- About this task -
Search the data for the word "Kollegiatstift". Reproduce every line where it is found.

Extracted records

───

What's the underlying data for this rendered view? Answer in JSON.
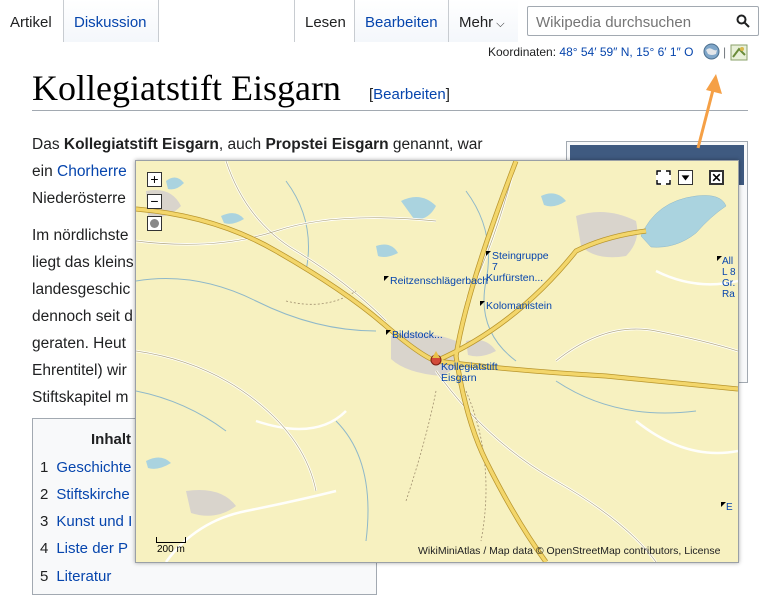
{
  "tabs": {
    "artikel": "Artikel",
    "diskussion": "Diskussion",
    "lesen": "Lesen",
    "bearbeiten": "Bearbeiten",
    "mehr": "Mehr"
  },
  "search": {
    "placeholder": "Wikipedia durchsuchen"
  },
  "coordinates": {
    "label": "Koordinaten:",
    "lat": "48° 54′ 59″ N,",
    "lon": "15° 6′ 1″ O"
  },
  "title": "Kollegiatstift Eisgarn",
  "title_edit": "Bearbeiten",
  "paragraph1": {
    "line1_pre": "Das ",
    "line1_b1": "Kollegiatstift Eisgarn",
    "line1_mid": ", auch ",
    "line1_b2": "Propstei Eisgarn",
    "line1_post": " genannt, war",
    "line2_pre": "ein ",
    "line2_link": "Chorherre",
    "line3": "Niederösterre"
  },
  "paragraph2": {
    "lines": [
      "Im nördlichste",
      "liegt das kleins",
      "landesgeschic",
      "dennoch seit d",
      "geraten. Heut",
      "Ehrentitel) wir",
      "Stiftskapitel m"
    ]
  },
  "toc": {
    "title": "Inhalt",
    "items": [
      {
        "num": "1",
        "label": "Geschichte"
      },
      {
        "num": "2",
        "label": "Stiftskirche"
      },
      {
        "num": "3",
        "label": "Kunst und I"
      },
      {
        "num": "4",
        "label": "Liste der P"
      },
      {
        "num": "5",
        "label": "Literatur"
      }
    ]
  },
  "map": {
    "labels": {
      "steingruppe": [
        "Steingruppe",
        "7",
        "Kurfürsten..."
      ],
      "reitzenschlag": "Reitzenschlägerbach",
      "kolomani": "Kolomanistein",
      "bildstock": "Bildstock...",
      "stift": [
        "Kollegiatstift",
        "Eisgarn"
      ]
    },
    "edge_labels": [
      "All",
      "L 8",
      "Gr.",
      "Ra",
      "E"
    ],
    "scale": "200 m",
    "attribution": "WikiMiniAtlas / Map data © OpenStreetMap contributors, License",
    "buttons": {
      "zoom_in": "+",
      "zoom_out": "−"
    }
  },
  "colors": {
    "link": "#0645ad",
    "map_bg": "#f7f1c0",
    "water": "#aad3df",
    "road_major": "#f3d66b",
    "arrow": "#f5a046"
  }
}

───

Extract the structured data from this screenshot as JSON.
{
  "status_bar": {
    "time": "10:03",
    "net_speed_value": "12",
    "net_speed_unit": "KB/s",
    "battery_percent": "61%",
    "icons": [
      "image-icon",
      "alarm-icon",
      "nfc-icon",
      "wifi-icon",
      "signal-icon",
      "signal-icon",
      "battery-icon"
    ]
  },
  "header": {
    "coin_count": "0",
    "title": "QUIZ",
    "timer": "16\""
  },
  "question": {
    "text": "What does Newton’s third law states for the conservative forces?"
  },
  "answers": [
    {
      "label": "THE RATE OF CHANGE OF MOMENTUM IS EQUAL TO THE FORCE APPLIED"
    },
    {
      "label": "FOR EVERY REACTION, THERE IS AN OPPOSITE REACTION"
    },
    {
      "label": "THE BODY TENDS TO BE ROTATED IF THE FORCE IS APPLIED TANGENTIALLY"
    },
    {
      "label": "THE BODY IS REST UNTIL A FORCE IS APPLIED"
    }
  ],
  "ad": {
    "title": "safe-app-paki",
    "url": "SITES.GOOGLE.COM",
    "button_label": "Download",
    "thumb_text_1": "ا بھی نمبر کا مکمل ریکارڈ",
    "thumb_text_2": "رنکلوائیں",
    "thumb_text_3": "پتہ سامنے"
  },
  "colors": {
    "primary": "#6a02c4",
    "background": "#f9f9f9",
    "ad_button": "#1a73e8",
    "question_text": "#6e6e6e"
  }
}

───

- Written answer -
  "title": "Kollegiatstift Eisgarn",
    "line1_b1": "Kollegiatstift Eisgarn",
        "Kollegiatstift",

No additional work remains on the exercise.